Keep your dog safe from hidden threats on the beach
MY dog Finzi loves exercising on the beach. In many ways, it’s ideal: long stretches of sand for her to gallop along, chasing the ball that I throw for her. Then when she overheats and needs to cool down, she can paddle in the shallow sea water. It seems like a safe, enjoyable place for a dog to exercise.
In last week’s news, I was reminded that there are sometimes unexpected hazards on the beach. Reports came in that “fat bergs” had been spotted on beaches close to Dublin, and that these could be toxic to dogs.
“Fat bergs” may be a new word for many readers, so I’ll explain. The expression is used to describe a congealed, solid, accumulation of fat and other debris. The most common place that fat bergs are seen is in sewers. Oily substances that people put down the sink or toilet sometimes turn solid as they cool down (for example, the fat that’s at the bottom of a pan used to roast a chunk of meat). This oil and fat joins together with other chunks of similar material in the sewerage system, with other solid debris such as baby wipes and nappies that really shouldn’t be flushed away. The result is a gigantic solid mass that can cause a serious obstruction of the municipal drains. A few years ago in London, a 10 tonne lump of the stuff, measuring 40 metres in diameter, was found blocking a major pipe: this took months to remove, and cost many millions to remedy.

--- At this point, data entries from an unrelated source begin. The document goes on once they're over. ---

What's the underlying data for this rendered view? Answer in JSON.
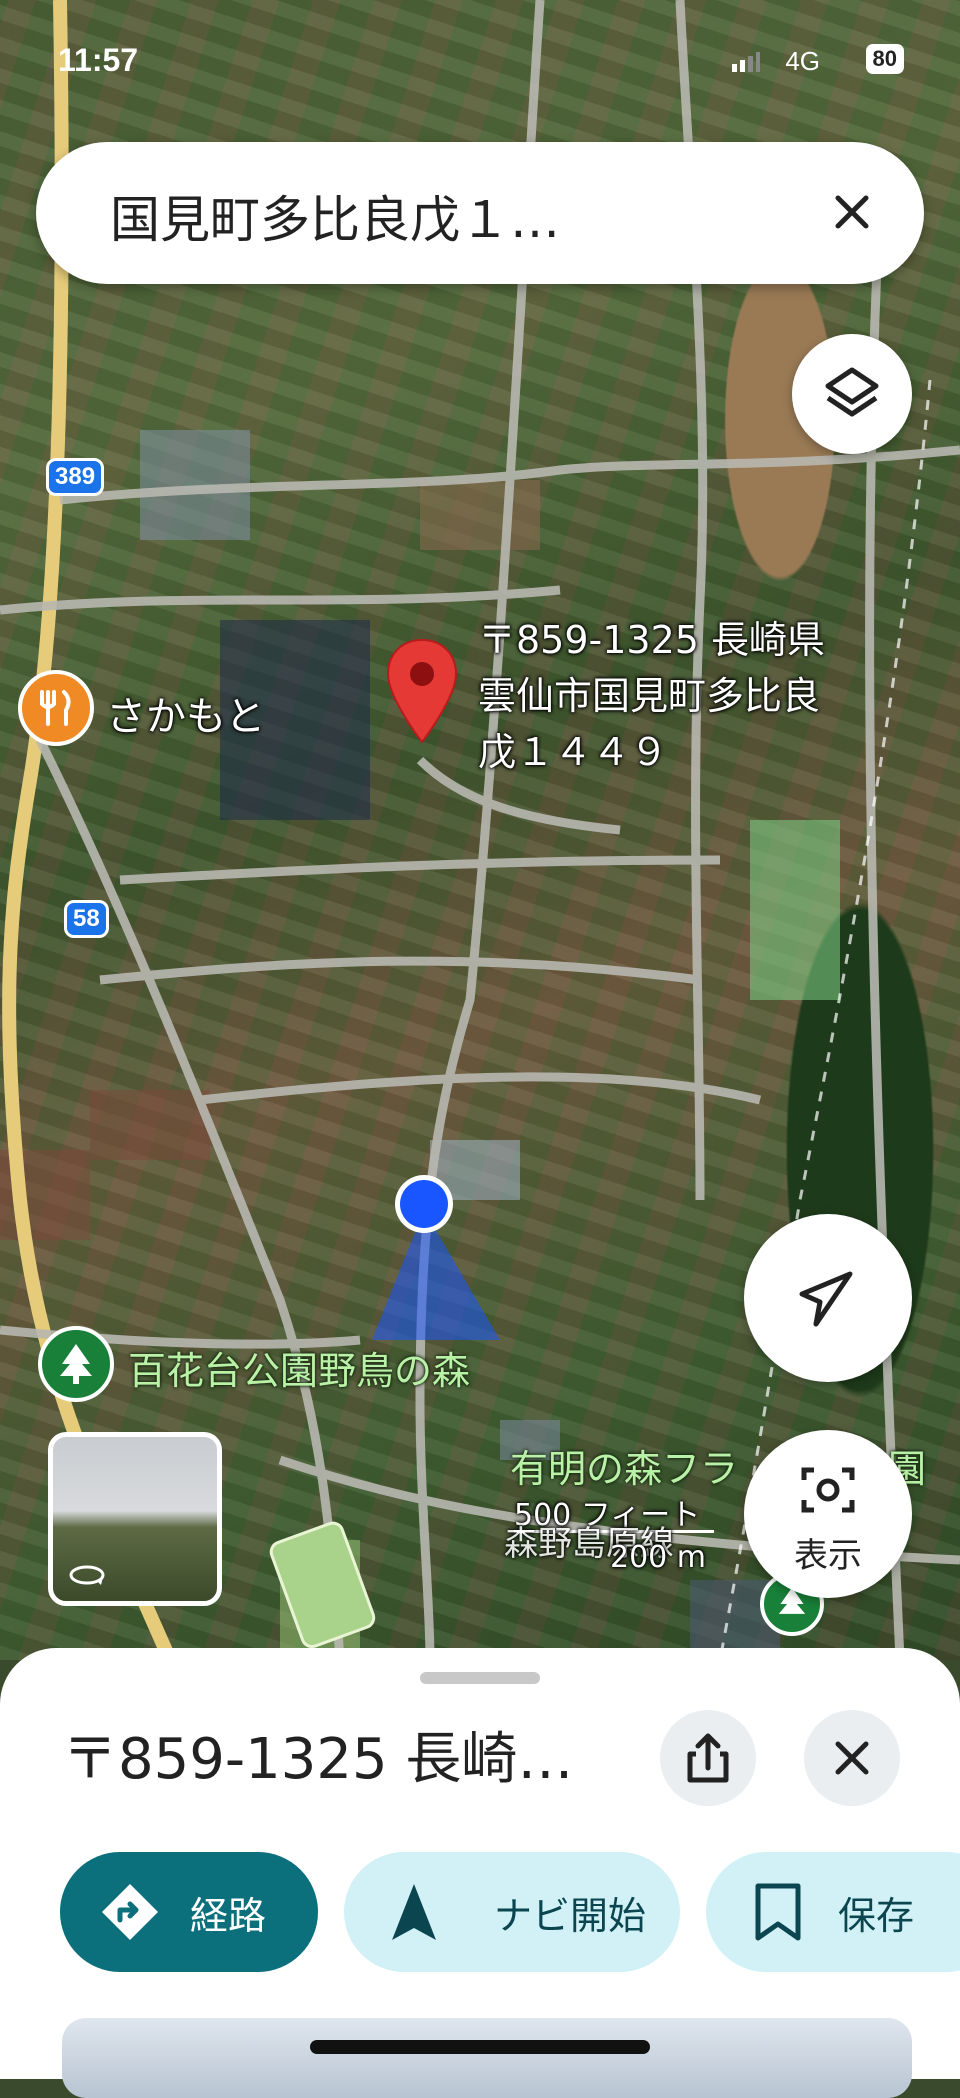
{
  "status_bar": {
    "time": "11:57",
    "network": "4G",
    "battery": "80"
  },
  "search": {
    "query": "国見町多比良戊１…"
  },
  "map": {
    "marker_label": [
      "〒859-1325 長崎県",
      "雲仙市国見町多比良",
      "戊１４４９"
    ],
    "route_shields": [
      "389",
      "58"
    ],
    "restaurant_name": "さかもと",
    "park_name": "百花台公園野鳥の森",
    "garden_name": "有明の森フラ",
    "garden_name_tail": "園",
    "railway_name": "森野島原線",
    "scale_feet": "500 フィート",
    "scale_meters": "200 m",
    "lens_label": "表示"
  },
  "sheet": {
    "title": "〒859-1325 長崎…",
    "buttons": {
      "route": "経路",
      "navi": "ナビ開始",
      "save": "保存"
    }
  },
  "colors": {
    "marker": "#e53935",
    "accent": "#0b6f7c",
    "location": "#1a56ff"
  }
}
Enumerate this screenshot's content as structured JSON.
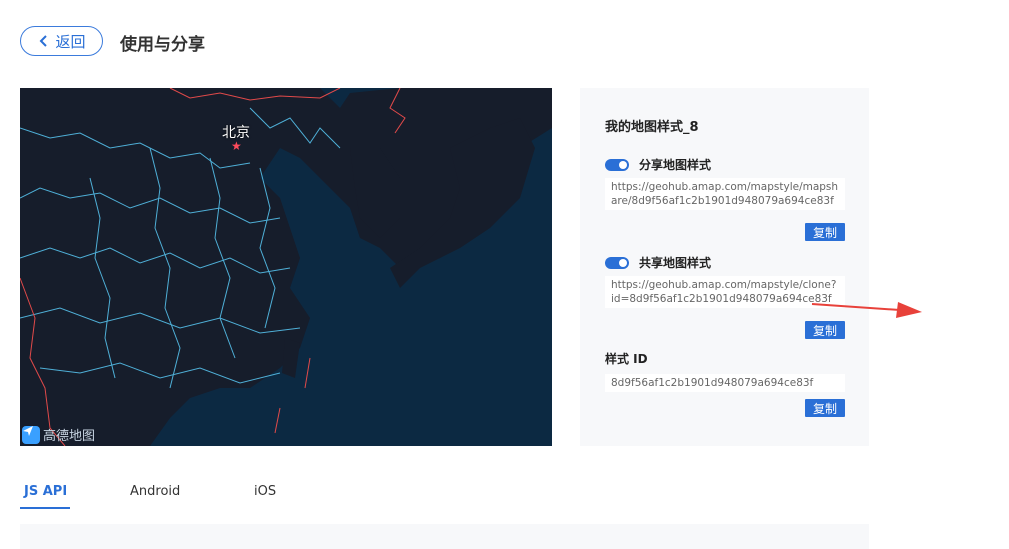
{
  "header": {
    "back_label": "返回",
    "title": "使用与分享"
  },
  "map": {
    "city_label": "北京",
    "star": "★",
    "logo_text": "高德地图"
  },
  "panel": {
    "style_name": "我的地图样式_8",
    "share": {
      "label": "分享地图样式",
      "url": "https://geohub.amap.com/mapstyle/mapshare/8d9f56af1c2b1901d948079a694ce83f",
      "copy_label": "复制"
    },
    "clone": {
      "label": "共享地图样式",
      "url": "https://geohub.amap.com/mapstyle/clone?id=8d9f56af1c2b1901d948079a694ce83f",
      "copy_label": "复制"
    },
    "style_id": {
      "label": "样式 ID",
      "value": "8d9f56af1c2b1901d948079a694ce83f",
      "copy_label": "复制"
    }
  },
  "tabs": [
    "JS API",
    "Android",
    "iOS"
  ],
  "colors": {
    "accent": "#2a6fd6",
    "map_bg": "#0c2942",
    "arrow": "#e8413a"
  }
}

Obviously, fat bergs of this size are not washing up on Irish beaches: the ones that have been spotted are more like “mini-fat bergs”, ranging in size from a golf ball to a small boulder, and resembling white chunks of squidgy candle wax. These have been tested in laboratories, and have been shown to be made up of palm oil. The authorities believe that the palm oil was part of a consignment which came off a ship in the English Channel about 18 months ago. Palm oil solidifies in cold water, and so does not disperse. As a result, fat bergs of this type have been turning up from time to time on beaches and coasts in England for the past year, and now they’re being seen on the eastern seaboard of Ireland too.
These fat bergs are an unsightly type of pollution, but worse than that, they are dangerous to dogs. First, the fat can act as a medium to absorb fat-soluble toxins, so that if dogs eat the stuff, they can suffer serious poisoning. And second, the simple act of eating solid fat can cause a fatal reaction in some dogs: in particular, this can provoke a dangerous condition called pancreatitis. Affected dogs suffer abdominal pain, with repeated episodes of vomiting, and even with treatment, many patients don’t survive.
The bad news is that dogs are attracted to fat bergs and they can scoff them before an owner knows what’s happening. It’s only later that the dog will fall ill and the owner will realise what has happened.
Fat bergs are not the only potential dan- ger on beaches: it’s common for all sorts of other debris to be washed up, and as scavengers, dogs are prone to rummaging through anything they encounter, chewing anything that seems remotely edible. I’ve often had to treat dogs for gastroenteritis caused by dogs eating anything from seaweed to decomposing fish.
I’ve also had to treat many dogs after they’ve become impaled on fishing hooks: fishermen now know to be careful to take care of their equipment, but sometimes, for different reasons, hooks end up mixed up with debris on the beach. A barbed hook easily lodges in a dog’s mouth or throat, and it can be difficult to remove.
I also had one memorable case which followed a dog eating an exotic fish that had washed up on the beach. It turned out that the fish was carrying a rare parasite known as a “giant kidney worm”. The dog suffered no ill effects at the time, but several months later when he fell ill, an ultrasound examination showed that he had a massive worm curled up inside one of his kidneys. The only way that a dog can pick up this worm is by eating certain types of fish, so there’s no doubt that his beach grazing was the source of the problem. The only possible treatment was surgical removal of the worm from the kidney, a major procedure.
If your dog is running on the beach, and they suddenly stop to sniff at an unidentified object that they’ve discovered, it can be difficult to stop them. The best answer is to train them to respond to a specific command: “LEAVE IT”.
When a dog has learned this instruction, you simply need to shout “LEAVE IT”, and even if they are thirty yards away, they will stop what they are doing and look up at you. You can then call them again, and they should run back to you, having safely left the dangerous temptation behind them. This skill isn’t just useful on the beach: there are many other occasions where it’s helpful.
It’s easy to teach the “LEAVE IT” command, and it should be one of the basic skills that’s taught to puppies, along with sit, stay, and “come back when called”. The details of how to do this are best explained in a training video: if you want to do this, Google “the leave it command” and you’ll find detailed instructions.
Dogs may love exercising on the beach, but make sure they do it safely.
The beach is an enjoyable place for dogs to exercise